Title of the Independent Study
If a student chooses, the title of an independent study will appear on his/her official transcript. Please check the “Title On Transcript” box to indicate this. It should be a useful, descriptive title that reflects the unifying theme and content of the study. It should not duplicate an existing NYU course. The words “Independent Study” will appear before the title on the transcript: for example, “Independent Study (The Plays of Arthur Miller).” The title is limited to 26 characters including spaces and punctuation.
Description of Study
Like the course description in a college catalog, this part of the proposal essay should describe the general theme and scope of the independent study. The theme may be stated as a problem to be investigated, an issue to be explored, or an argument to be defended. The essay might indicate where the student is starting out and where s/he would like to get in terms of answering a question, exploring a phenomenon, understanding a theory, building a skill or other goal. It should articulate the theme and strategy of the study as clearly as possible within 250 words.
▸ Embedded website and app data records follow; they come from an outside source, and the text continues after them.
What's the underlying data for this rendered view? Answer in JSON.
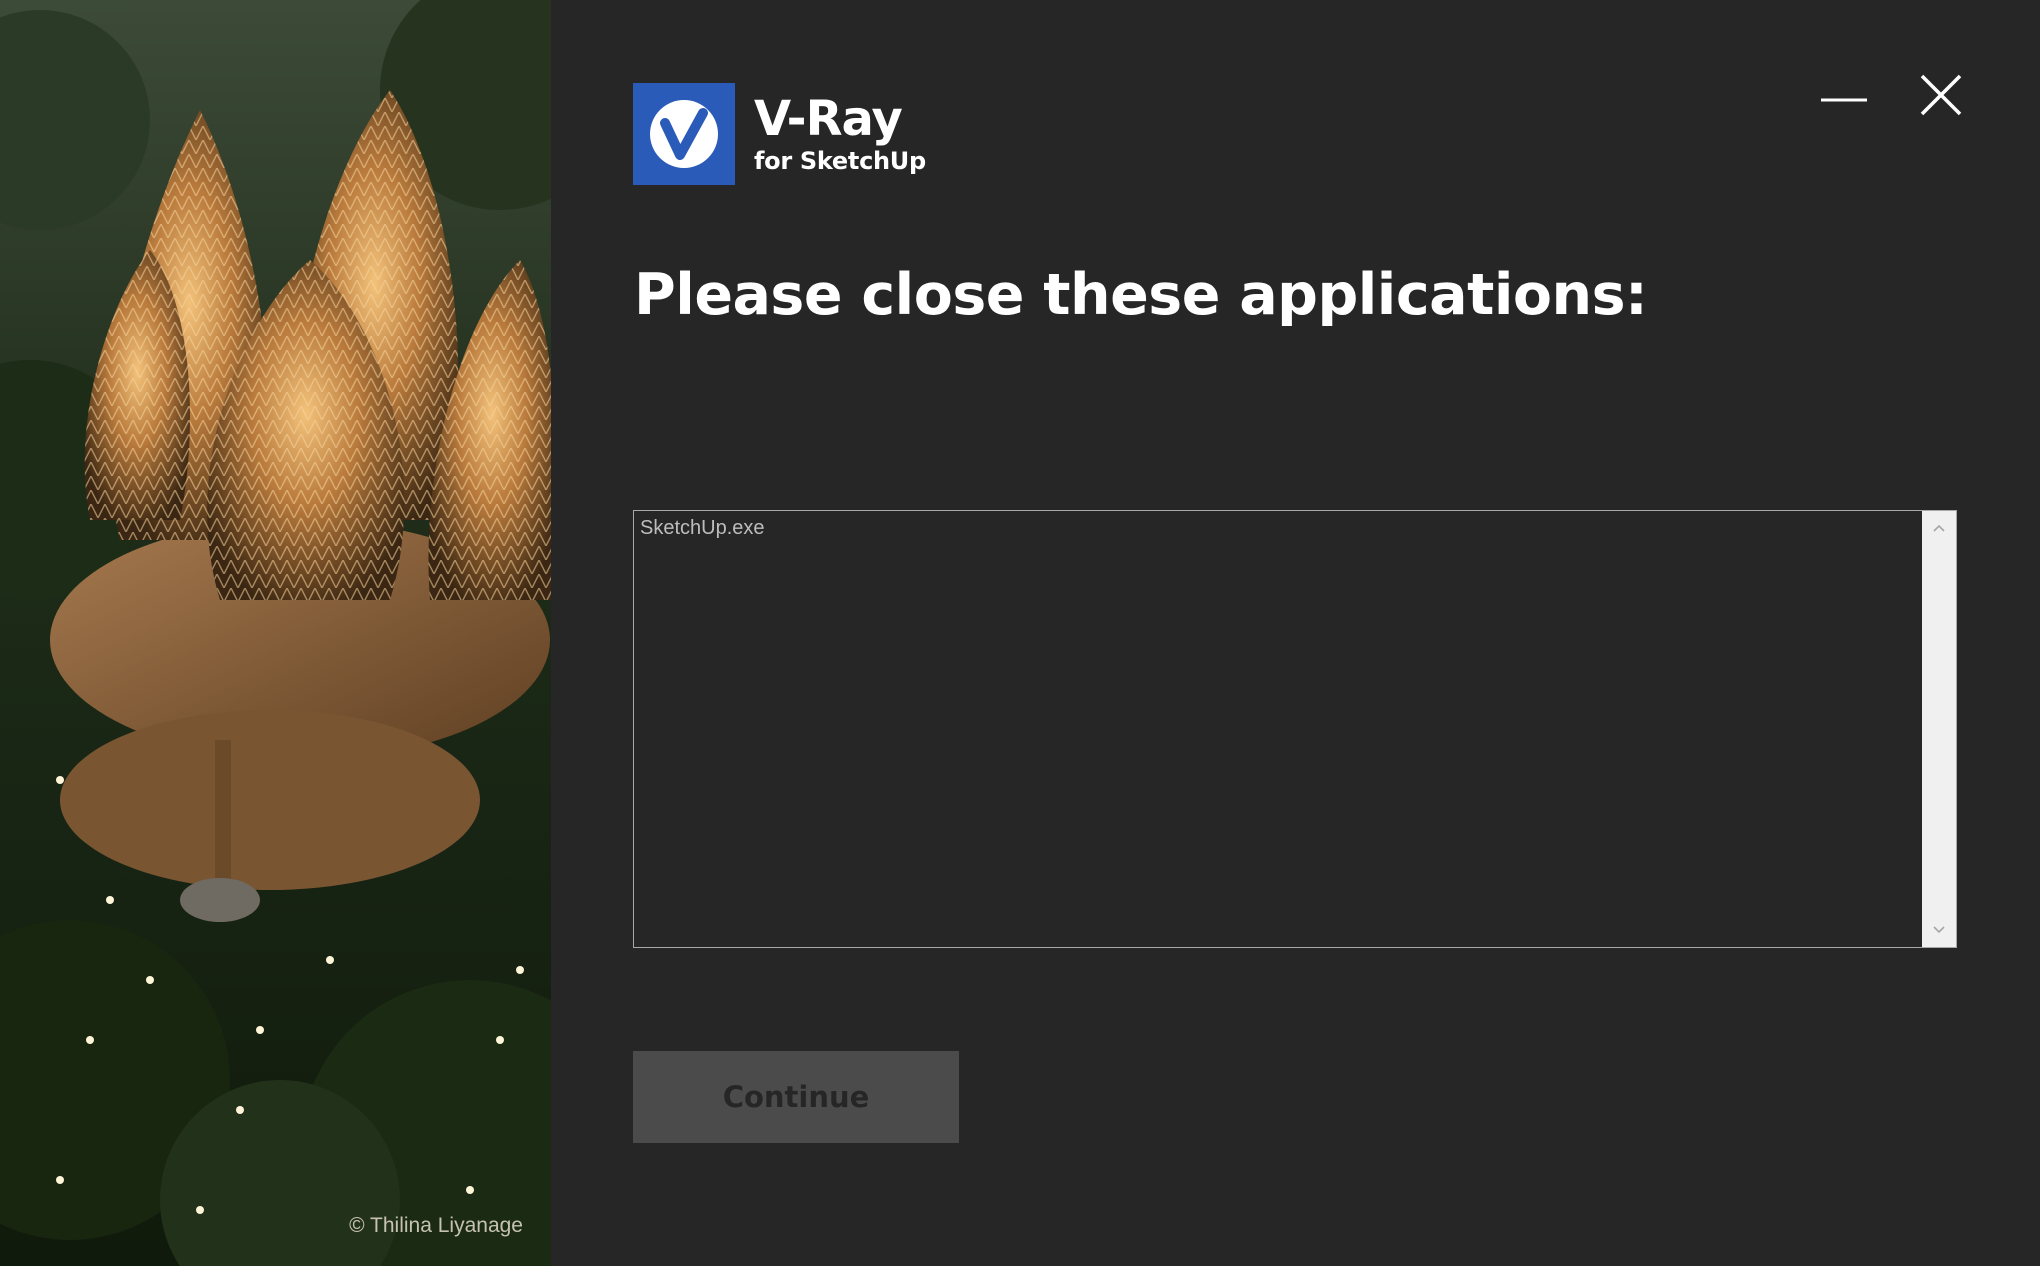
{
  "app": {
    "logo_title": "V-Ray",
    "logo_subtitle": "for SketchUp",
    "brand_color": "#2a5bb8"
  },
  "window_controls": {
    "minimize_icon": "minimize-icon",
    "close_icon": "close-icon"
  },
  "main": {
    "heading": "Please close these applications:",
    "applications": [
      "SketchUp.exe"
    ],
    "continue_label": "Continue",
    "continue_enabled": false
  },
  "artwork": {
    "credit": "© Thilina Liyanage"
  }
}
The student must provide a reading list with authors and titles, even if tentative, along with the proposal. The list should be comparable to a similar classroom course list (e.g., interdisciplinary seminars often assign 6 – 10 books, depending on length and complexity.) Readings may change during the semester as the study evolves, but the preliminary list should be appropriate for the number of credits, and should indicate the kind of works to be read. Proposals for creative projects should include readings, as well.
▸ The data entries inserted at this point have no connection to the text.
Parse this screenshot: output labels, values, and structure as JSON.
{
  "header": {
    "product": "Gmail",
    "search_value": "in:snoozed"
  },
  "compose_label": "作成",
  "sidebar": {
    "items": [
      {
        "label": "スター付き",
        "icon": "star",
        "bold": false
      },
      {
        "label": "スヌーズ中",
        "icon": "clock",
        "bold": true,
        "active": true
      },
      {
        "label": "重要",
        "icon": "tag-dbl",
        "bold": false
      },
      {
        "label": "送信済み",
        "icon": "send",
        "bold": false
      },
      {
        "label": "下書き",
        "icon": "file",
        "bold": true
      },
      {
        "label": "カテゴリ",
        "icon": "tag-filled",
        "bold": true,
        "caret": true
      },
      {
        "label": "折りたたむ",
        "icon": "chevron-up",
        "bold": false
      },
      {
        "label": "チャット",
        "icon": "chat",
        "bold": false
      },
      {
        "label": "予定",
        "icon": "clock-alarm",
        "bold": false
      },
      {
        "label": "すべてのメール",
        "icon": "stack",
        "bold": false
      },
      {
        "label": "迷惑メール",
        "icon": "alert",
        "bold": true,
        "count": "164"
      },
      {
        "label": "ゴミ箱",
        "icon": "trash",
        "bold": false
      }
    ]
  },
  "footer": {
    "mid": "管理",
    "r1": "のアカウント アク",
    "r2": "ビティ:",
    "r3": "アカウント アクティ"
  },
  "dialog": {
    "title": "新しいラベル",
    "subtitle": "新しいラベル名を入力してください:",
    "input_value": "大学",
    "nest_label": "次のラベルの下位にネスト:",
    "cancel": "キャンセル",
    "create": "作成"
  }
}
Work to be evaluated by the Instructor
The proposal should indicate the kinds of work (response papers, research essays, creative works, etc.) which will be evaluated by the instructor. Assignments should be comparable in extent to a similar classroom course (e.g., interdisciplinary seminars typically assign about 25 pages of writing over the course of the semester. Provide details about the work, including the number, length and type of work to be submitted (e.g., two research papers, one 10 pages and the other 15; a portfolio of 20 exhibit-quality photographs plus four reading response papers of 2 pages each). Ultimately, it is up to the student and instructor to determine the specific format of the work to be evaluated by the instructor. The work for the study should be submitted according to the schedule of due dates agreed upon at the outset, and as with a classroom course, late work may be penalized.
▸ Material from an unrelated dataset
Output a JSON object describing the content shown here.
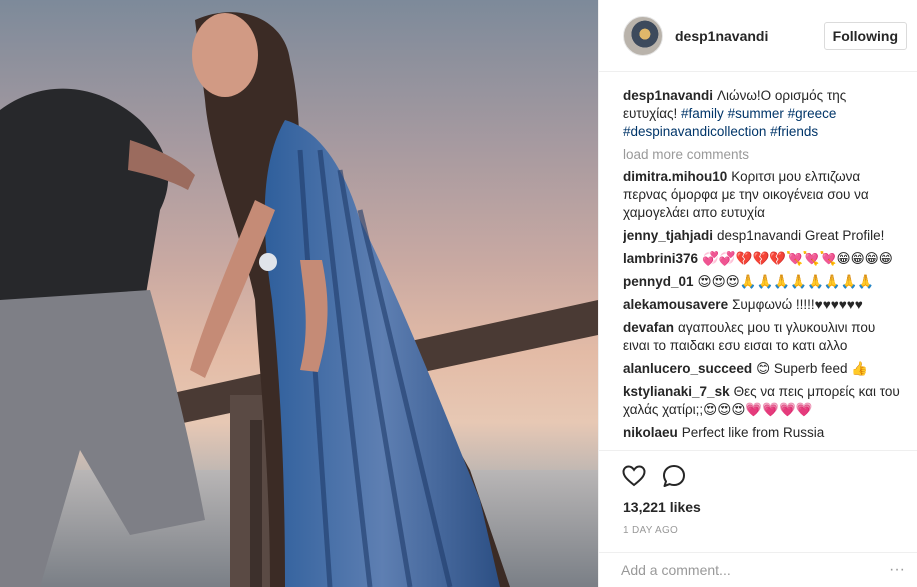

The student must provide a schedule of meetings which includes the topics, the readings, and assignments to be covered during each session. Students can revise and adopt their syllabus with their instructor once the semester begins.
Both the instructor’s and adviser’s approval of the proposal are required. While the instructor may agree to supervise the student’s work, the student’s adviser determines whether it is appropriate for the student to undertake an independent study. After submitting the proposal form, the student should follow up with both their adviser and instructor to make sure their approvals have been sent to Gallatin’s Faculty Committee on Individualized Studies.
Once the independent study proposal has been submitted to and approved by the Faculty Committee on Individualized Studies, the chair/dean indicates final approval with their signature. Please note that submitting a proposal does not guarantee approval.
Proposal Submission and Deadlines
The completed independent study proposal consists of: